Directions: Output the entries below exactly as written, omitting pictures.
Information shown Start Marker
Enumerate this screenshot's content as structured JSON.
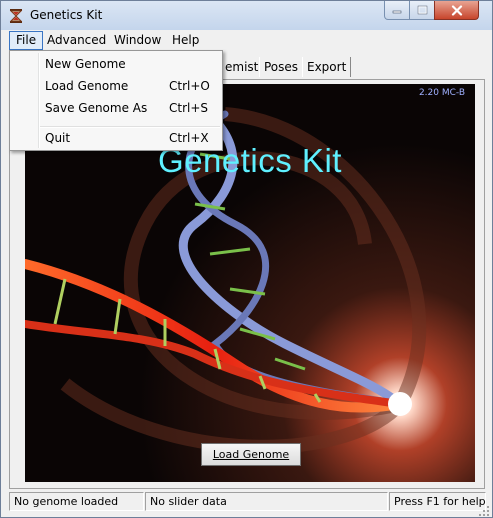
{
  "window": {
    "title": "Genetics Kit"
  },
  "menubar": [
    "File",
    "Advanced",
    "Window",
    "Help"
  ],
  "tabs": [
    "emistry",
    "Poses",
    "Export"
  ],
  "file_menu": [
    {
      "label": "New Genome",
      "shortcut": ""
    },
    {
      "label": "Load Genome",
      "shortcut": "Ctrl+O"
    },
    {
      "label": "Save Genome As",
      "shortcut": "Ctrl+S"
    },
    {
      "label": "Quit",
      "shortcut": "Ctrl+X"
    }
  ],
  "splash": {
    "title": "Genetics Kit",
    "version": "2.20 MC-B"
  },
  "load_button": "Load Genome",
  "status": {
    "genome": "No genome loaded",
    "slider": "No slider data",
    "help": "Press F1 for help"
  },
  "colors": {
    "title_cyan": "#5ff0ff",
    "menu_highlight": "#e1ecf9",
    "close_red": "#c7452c"
  },
  "icons": {
    "app": "hourglass-dna-icon",
    "minimize": "minimize-icon",
    "maximize": "maximize-icon",
    "close": "close-icon"
  }
}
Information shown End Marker
Exercise answer:
Enumerate this screenshot's content as structured JSON.
{
  "window": {
    "title": "Genetics Kit"
  },
  "menubar": [
    "File",
    "Advanced",
    "Window",
    "Help"
  ],
  "tabs": [
    "emistry",
    "Poses",
    "Export"
  ],
  "file_menu": [
    {
      "label": "New Genome",
      "shortcut": ""
    },
    {
      "label": "Load Genome",
      "shortcut": "Ctrl+O"
    },
    {
      "label": "Save Genome As",
      "shortcut": "Ctrl+S"
    },
    {
      "label": "Quit",
      "shortcut": "Ctrl+X"
    }
  ],
  "splash": {
    "title": "Genetics Kit",
    "version": "2.20 MC-B"
  },
  "load_button": "Load Genome",
  "status": {
    "genome": "No genome loaded",
    "slider": "No slider data",
    "help": "Press F1 for help"
  },
  "colors": {
    "title_cyan": "#5ff0ff",
    "menu_highlight": "#e1ecf9",
    "close_red": "#c7452c"
  },
  "icons": {
    "app": "hourglass-dna-icon",
    "minimize": "minimize-icon",
    "maximize": "maximize-icon",
    "close": "close-icon"
  }
}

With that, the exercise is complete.